Activity =>
What is the number of lines in the data that contain "heading"? Respond with nothing else.
Data listing section start
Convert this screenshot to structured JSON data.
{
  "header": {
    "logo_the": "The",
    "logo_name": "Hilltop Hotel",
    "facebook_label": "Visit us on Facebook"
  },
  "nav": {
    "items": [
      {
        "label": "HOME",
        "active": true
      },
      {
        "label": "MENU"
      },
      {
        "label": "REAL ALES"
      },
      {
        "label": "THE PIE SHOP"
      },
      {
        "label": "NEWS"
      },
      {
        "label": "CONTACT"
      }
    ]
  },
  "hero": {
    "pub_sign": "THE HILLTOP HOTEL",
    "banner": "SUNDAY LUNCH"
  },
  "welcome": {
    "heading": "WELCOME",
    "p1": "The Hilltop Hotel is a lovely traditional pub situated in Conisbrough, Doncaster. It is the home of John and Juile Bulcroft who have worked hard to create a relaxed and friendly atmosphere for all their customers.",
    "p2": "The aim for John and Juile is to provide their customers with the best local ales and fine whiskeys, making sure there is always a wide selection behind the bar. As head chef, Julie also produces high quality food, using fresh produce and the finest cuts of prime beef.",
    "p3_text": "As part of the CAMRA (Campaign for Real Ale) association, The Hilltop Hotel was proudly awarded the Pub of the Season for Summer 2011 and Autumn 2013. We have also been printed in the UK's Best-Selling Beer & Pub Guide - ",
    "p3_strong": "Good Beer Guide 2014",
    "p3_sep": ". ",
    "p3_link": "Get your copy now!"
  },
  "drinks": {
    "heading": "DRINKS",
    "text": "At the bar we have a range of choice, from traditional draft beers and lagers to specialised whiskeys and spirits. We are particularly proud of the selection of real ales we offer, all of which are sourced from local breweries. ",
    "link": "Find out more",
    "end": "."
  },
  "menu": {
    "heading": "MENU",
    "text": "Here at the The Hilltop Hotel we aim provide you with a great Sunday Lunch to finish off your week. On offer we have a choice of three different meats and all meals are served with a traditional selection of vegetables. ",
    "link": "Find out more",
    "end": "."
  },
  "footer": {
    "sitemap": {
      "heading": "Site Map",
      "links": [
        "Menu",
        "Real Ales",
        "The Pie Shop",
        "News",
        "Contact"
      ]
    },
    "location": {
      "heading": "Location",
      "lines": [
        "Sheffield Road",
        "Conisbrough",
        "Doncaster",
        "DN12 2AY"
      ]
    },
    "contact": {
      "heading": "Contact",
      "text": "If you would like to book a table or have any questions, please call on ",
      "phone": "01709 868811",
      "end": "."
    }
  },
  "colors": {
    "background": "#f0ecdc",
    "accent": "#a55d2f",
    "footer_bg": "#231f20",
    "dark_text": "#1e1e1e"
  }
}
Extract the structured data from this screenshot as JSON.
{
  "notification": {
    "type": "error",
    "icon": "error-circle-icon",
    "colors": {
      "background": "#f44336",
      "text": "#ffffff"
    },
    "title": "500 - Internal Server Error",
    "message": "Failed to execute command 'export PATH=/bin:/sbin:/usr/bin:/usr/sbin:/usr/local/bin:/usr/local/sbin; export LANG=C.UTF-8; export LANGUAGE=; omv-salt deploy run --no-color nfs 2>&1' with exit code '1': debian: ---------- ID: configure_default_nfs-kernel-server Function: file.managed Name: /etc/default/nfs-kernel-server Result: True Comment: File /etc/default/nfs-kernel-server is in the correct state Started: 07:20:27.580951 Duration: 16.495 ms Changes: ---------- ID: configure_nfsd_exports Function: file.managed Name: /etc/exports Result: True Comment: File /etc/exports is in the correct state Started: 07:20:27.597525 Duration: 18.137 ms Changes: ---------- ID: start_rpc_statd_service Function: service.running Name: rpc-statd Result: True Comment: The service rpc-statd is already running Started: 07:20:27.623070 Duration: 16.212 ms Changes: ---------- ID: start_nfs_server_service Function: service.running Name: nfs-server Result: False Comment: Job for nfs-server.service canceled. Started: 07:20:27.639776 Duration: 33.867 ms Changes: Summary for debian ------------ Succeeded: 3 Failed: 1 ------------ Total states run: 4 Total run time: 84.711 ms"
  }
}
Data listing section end
Output of the task =>
6